13th November 2009, 05:45
In the early '60's I sailed on the delivery voyage of the 'Rippingham Grange' to the ship-breakers of Hakodate, Hokkaido, Japan.
On that voyage, of some seven months, I struck up a partnership with the R.O by the name of Ray Garrard. He originally came from Grays, in Essex, but was operating out of the 'pool' in Hong Kong.
At the completion of the delivery, the crew all flew back to the Colony where we all went our separate ways. However Ray and I booked into the MN hotel on the waterfront on the Island, dining in the China Fleet Club and fraternis- ing with the natives of Wanchai, for a week when we then parted, he to another ship, and myself back to the UK and to Houlder Brothers re-employ.
We kept in contact for quite a few years thereafter, during which Ray took a berth iin several Union ships and also got himself 'spliced' to a Filipino girl, and moved back to Hong Kong.
There after the trail has gone cold, but I would welcome any information as to his present whereabouts, bearing in mind that he would be about 75 years of age now, if still in the land of the living.
I wonder if any former Union employees ever met Ray in their travels and could thus throw some liight on my enquiries.
Pete' Lambert, I.O.W, UK

Billyly
14th November 2009, 03:32
In the early '60's I sailed on the delivery voyage of the 'Rippingham Grange' to the ship-breakers of Hakodate, Hokkaido, Japan.
On that voyage, of some seven months, I struck up a partnership with the R.O by the name of Ray Garrard. He originally came from Grays, in Essex, but was operating out of the 'pool' in Hong Kong.

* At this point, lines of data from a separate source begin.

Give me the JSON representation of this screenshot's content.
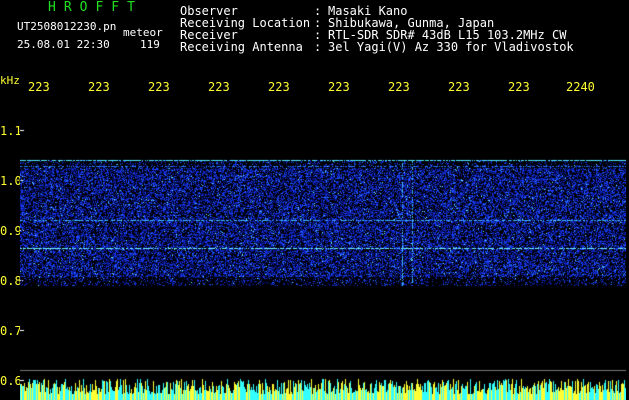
{
  "header": {
    "brand": "HROFFT",
    "filename": "UT2508012230.pn",
    "tag": "meteor",
    "datetime": "25.08.01 22:30",
    "count": "119"
  },
  "info": [
    {
      "label": "Observer",
      "value": "Masaki Kano"
    },
    {
      "label": "Receiving Location",
      "value": "Shibukawa, Gunma, Japan"
    },
    {
      "label": "Receiver",
      "value": "RTL-SDR SDR# 43dB L15 103.2MHz CW"
    },
    {
      "label": "Receiving Antenna",
      "value": "3el Yagi(V) Az 330 for Vladivostok"
    }
  ],
  "axis": {
    "unit": "kHz",
    "time_ticks": [
      "223",
      "223",
      "223",
      "223",
      "223",
      "223",
      "223",
      "223",
      "223",
      "2240"
    ],
    "freq_ticks": [
      "1.1",
      "1.0",
      "0.9",
      "0.8",
      "0.7",
      "0.6"
    ]
  },
  "colors": {
    "background": "#000000",
    "header_green": "#1fe01f",
    "header_white": "#ffffff",
    "axis_yellow": "#ffff33",
    "spectrum_blue": "#1a3cff",
    "spectrum_cyan": "#4fe8ff"
  }
}
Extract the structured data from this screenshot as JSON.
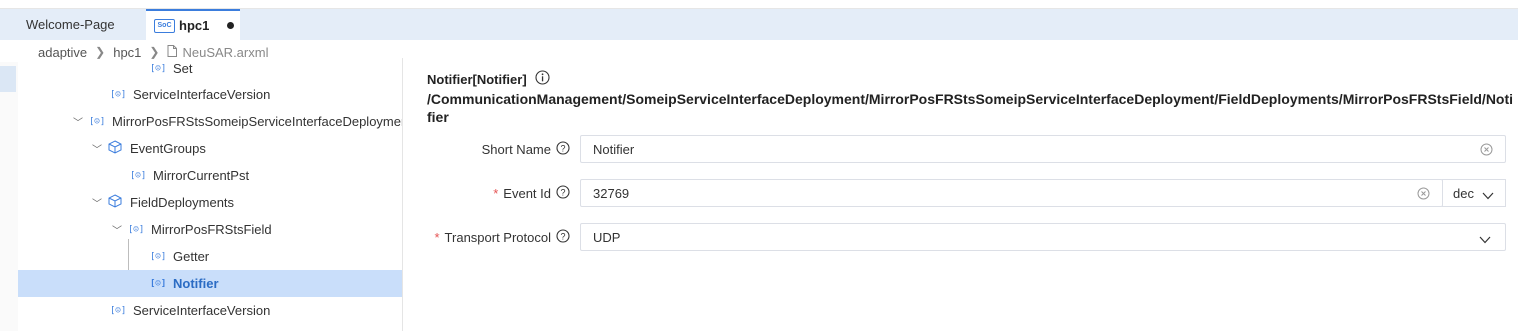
{
  "tabs": [
    {
      "label": "Welcome-Page",
      "icon": ""
    },
    {
      "label": "hpc1",
      "icon": "SoC",
      "dirty": true
    }
  ],
  "breadcrumb": [
    "adaptive",
    "hpc1",
    "NeuSAR.arxml"
  ],
  "tree": [
    {
      "label": "Set",
      "icon": "interface-icon",
      "level": 4
    },
    {
      "label": "ServiceInterfaceVersion",
      "icon": "interface-icon",
      "level": 3
    },
    {
      "label": "MirrorPosFRStsSomeipServiceInterfaceDeployment",
      "icon": "interface-icon",
      "level": 2,
      "expanded": true
    },
    {
      "label": "EventGroups",
      "icon": "cube-icon",
      "level": 3,
      "expanded": true
    },
    {
      "label": "MirrorCurrentPst",
      "icon": "interface-icon",
      "level": 4
    },
    {
      "label": "FieldDeployments",
      "icon": "cube-icon",
      "level": 3,
      "expanded": true
    },
    {
      "label": "MirrorPosFRStsField",
      "icon": "interface-icon",
      "level": 4,
      "expanded": true
    },
    {
      "label": "Getter",
      "icon": "interface-icon",
      "level": 5
    },
    {
      "label": "Notifier",
      "icon": "interface-icon",
      "level": 5,
      "selected": true
    },
    {
      "label": "ServiceInterfaceVersion",
      "icon": "interface-icon",
      "level": 3
    }
  ],
  "detail": {
    "title": "Notifier[Notifier]",
    "path": "/CommunicationManagement/SomeipServiceInterfaceDeployment/MirrorPosFRStsSomeipServiceInterfaceDeployment/FieldDeployments/MirrorPosFRStsField/Notifier",
    "fields": {
      "short_name": {
        "label": "Short Name",
        "value": "Notifier",
        "required": false
      },
      "event_id": {
        "label": "Event Id",
        "value": "32769",
        "required": true,
        "unit": "dec"
      },
      "transport_protocol": {
        "label": "Transport Protocol",
        "value": "UDP",
        "required": true
      }
    }
  },
  "colors": {
    "accent": "#3b7ddd",
    "tab_bar": "#e4edf8",
    "selection": "#c9defa",
    "required": "#e55353"
  }
}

At the completion of the delivery, the crew all flew back to the Colony where we all went our separate ways. However Ray and I booked into the MN hotel on the waterfront on the Island, dining in the China Fleet Club and fraternis- ing with the natives of Wanchai, for a week when we then parted, he to another ship, and myself back to the UK and to Houlder Brothers re-employ.
We kept in contact for quite a few years thereafter, during which Ray took a berth iin several Union ships and also got himself 'spliced' to a Filipino girl, and moved back to Hong Kong.
There after the trail has gone cold, but I would welcome any information as to his present whereabouts, bearing in mind that he would be about 75 years of age now, if still in the land of the living.
I wonder if any former Union employees ever met Ray in their travels and could thus throw some liight on my enquiries.
Pete' Lambert, I.O.W, UK

I sailed with Ray a couple of times in the late 70's and met him in NZ after that. There is a R Garrard listed in the NZ white pages in Auckland phone +64 9 5356460 may be worth a try!